I loved a couple of characters and their arcs. Being a plot-driven read, it certainly felt that a lot more could be done. Megha was successful at laying bare the shortcomings of a system that has failed its citizens with due justice while narrating the story in binary. I don’t care too much for that class division in language. It didn’t stick with me. But it could probably work for some readers who get attached to characters or may form an association with them through the toning of words.
If you’re unfamiliar with India and it’s political/societal workings, this could be a great entry point. I take issue with the Jhumpa Lahiri comparison. She writes deeply introspective, character-driven stories. Hence, I don’t get the “for fans of Jhumpa” reference. The characters are pretty flatter, but yes it’s a great attempt for a debut novel. Also, this is a book to introduce western audiences to the nitty-gritty of life in India and its socio-economic landscape, especially the power play. I think, being Indians we can identify the huge difference between Lahiri’s and Megha’s depth about all this. I wonder how it translates to Non-Asians though.

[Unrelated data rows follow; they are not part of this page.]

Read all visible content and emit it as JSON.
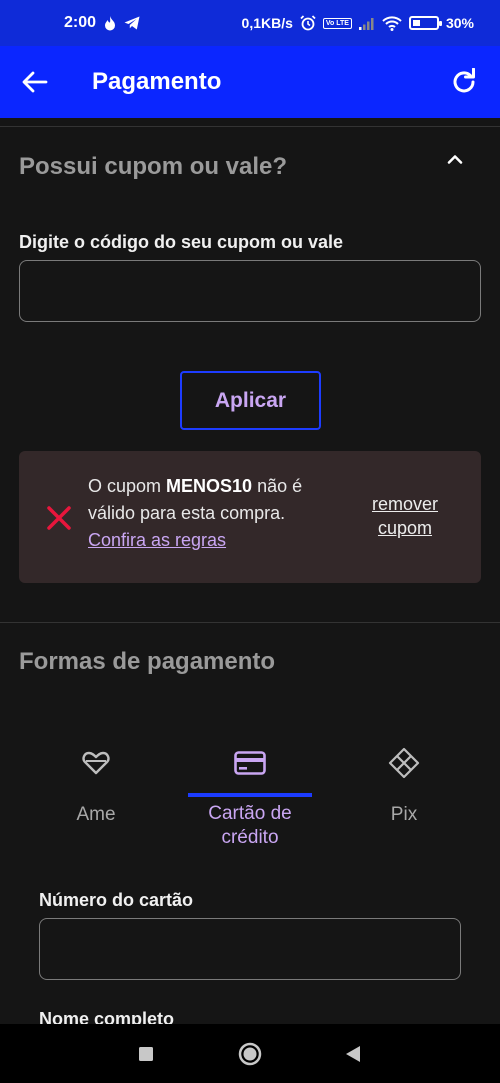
{
  "status_bar": {
    "time": "2:00",
    "network_speed": "0,1KB/s",
    "volte": "Vo LTE",
    "battery": "30%",
    "battery_level": 0.3
  },
  "app_bar": {
    "title": "Pagamento"
  },
  "coupon": {
    "title": "Possui cupom ou vale?",
    "input_label": "Digite o código do seu cupom ou vale",
    "input_value": "",
    "apply_label": "Aplicar",
    "error": {
      "prefix": "O cupom ",
      "code": "MENOS10",
      "suffix": " não é válido para esta compra.",
      "rules_link": "Confira as regras",
      "remove_link": "remover cupom"
    }
  },
  "payment": {
    "title": "Formas de pagamento",
    "tabs": [
      {
        "label": "Ame",
        "icon": "ame-heart-icon",
        "active": false
      },
      {
        "label": "Cartão de crédito",
        "icon": "credit-card-icon",
        "active": true
      },
      {
        "label": "Pix",
        "icon": "pix-icon",
        "active": false
      }
    ],
    "card_number_label": "Número do cartão",
    "card_number_value": "",
    "full_name_label": "Nome completo"
  },
  "colors": {
    "primary_blue": "#0b26ff",
    "accent_purple": "#c9a6f2",
    "error_red": "#e8163c",
    "background": "#151515"
  }
}
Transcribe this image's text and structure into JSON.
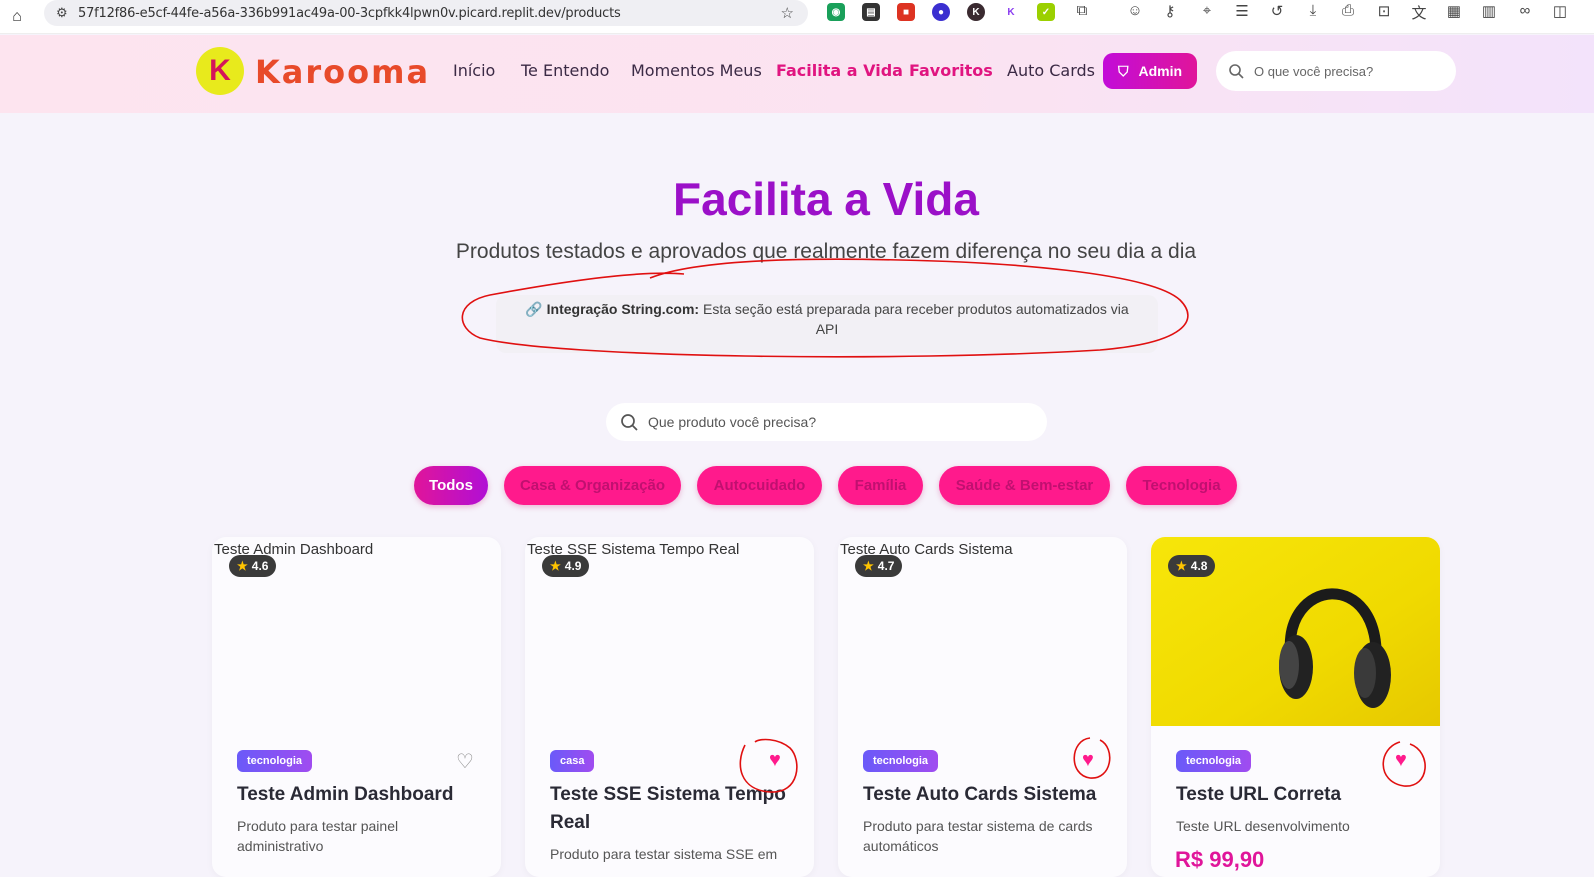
{
  "browser": {
    "url": "57f12f86-e5cf-44fe-a56a-336b991ac49a-00-3cpfkk4lpwn0v.picard.replit.dev/products"
  },
  "header": {
    "logo_text": "Karooma",
    "nav": [
      {
        "label": "Início"
      },
      {
        "label": "Te Entendo"
      },
      {
        "label": "Momentos Meus"
      },
      {
        "label": "Facilita a Vida"
      },
      {
        "label": "Favoritos"
      },
      {
        "label": "Auto Cards"
      }
    ],
    "admin_label": "Admin",
    "search_placeholder": "O que você precisa?"
  },
  "hero": {
    "title": "Facilita a Vida",
    "subtitle": "Produtos testados e aprovados que realmente fazem diferença no seu dia a dia",
    "notice_label": "Integração String.com:",
    "notice_text": "Esta seção está preparada para receber produtos automatizados via API"
  },
  "search": {
    "placeholder": "Que produto você precisa?"
  },
  "filters": [
    {
      "label": "Todos"
    },
    {
      "label": "Casa & Organização"
    },
    {
      "label": "Autocuidado"
    },
    {
      "label": "Família"
    },
    {
      "label": "Saúde & Bem-estar"
    },
    {
      "label": "Tecnologia"
    }
  ],
  "products": [
    {
      "image_alt": "Teste Admin Dashboard",
      "rating": "4.6",
      "category": "tecnologia",
      "title": "Teste Admin Dashboard",
      "description": "Produto para testar painel administrativo",
      "favorited": false
    },
    {
      "image_alt": "Teste SSE Sistema Tempo Real",
      "rating": "4.9",
      "category": "casa",
      "title": "Teste SSE Sistema Tempo Real",
      "description": "Produto para testar sistema SSE em",
      "favorited": true
    },
    {
      "image_alt": "Teste Auto Cards Sistema",
      "rating": "4.7",
      "category": "tecnologia",
      "title": "Teste Auto Cards Sistema",
      "description": "Produto para testar sistema de cards automáticos",
      "favorited": true
    },
    {
      "image_alt": "",
      "rating": "4.8",
      "category": "tecnologia",
      "title": "Teste URL Correta",
      "description": "Teste URL desenvolvimento",
      "price": "R$ 99,90",
      "favorited": true
    }
  ],
  "colors": {
    "brand_purple": "#9b10c8",
    "brand_pink": "#e0159a",
    "annotation_red": "#e01010"
  }
}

It definitely has created a mark looking at the outpour of praises from the international community including Margaret Atwood. There are several reasons I think this appealed so much to the international community. With a lot of common and prevalent themes, it has brought about a certain relatability to all readers. Megha has touched upon several relevant subjects that are still part of huge debates in Europe, the US, and India.
Corrupt Government, Wrongful Incarceration, Working Class Communities, Injustice With Minorities, Income Disparities, Sinister Side of Social Media, Trans People & Their Rights
Perhaps similar to how I felt reading ‘There There’ by Tommy Orange. And so I support that comparison along with the one made with Yaa Gyasi. Well, one can argue there is some merit to it.
Lovely is Lovely
One character I definitely would like to highlight is Lovely – While Jivan is the central character of the book – a woman of strength faced with injustice in a nation swayed by Islamophobia, it’s Lovely’s character who stayed with me.
“Nothing is simple for a person like me, not even one hour on the train. My chest is a man’s chest, and my breasts are made of rags. So what? Find me another woman in the whole city as truly woman as me.”
A hijra in India lives and dies a life of prejudice, poverty, and judgment. They can never move past that identity and be respected as an individual with dreams. And Lovely is set out to change that. Her charm, innocence, and bravery are highly endearing. She is ambitious and loving and even when she falls, she gets back up and shrugs off layers of societal prejudice to start working on her dream of becoming an actress again.
“I have been performing all my life,” I was saying to him. I was performing on trains, on roads. I was performing happiness and cheer. I was performing divine connection. “Now,” I was telling him, “just let me practice for the camera.”
All in all, I rate this debut a 3.5/5 ⭐ and recommend you giving this book a read. This book is an indictment of how the masses often sway the individual in directions they might not otherwise go. Megha has taken major risks with a multi-perspective, voice-driven novel whose politics often occur in the background. Taking in the current socio-political state of modern India, as well as universal questions of morality and integrity, Megha proves that you don’t need a huge cast of characters or a lengthy page-count to tell a BIG story.
“Know that I will return to you. I will be a flutter in the leaves above where you sit, cooking ruti on the stove. I will be the stray cloud which shields you from the days of sun. I will be the thunder that wakes you before rain floods the room. When you walk to the market, I will return to you as footprint on the soil. At night, when you close your eyes, I will appear as impress on the bed.”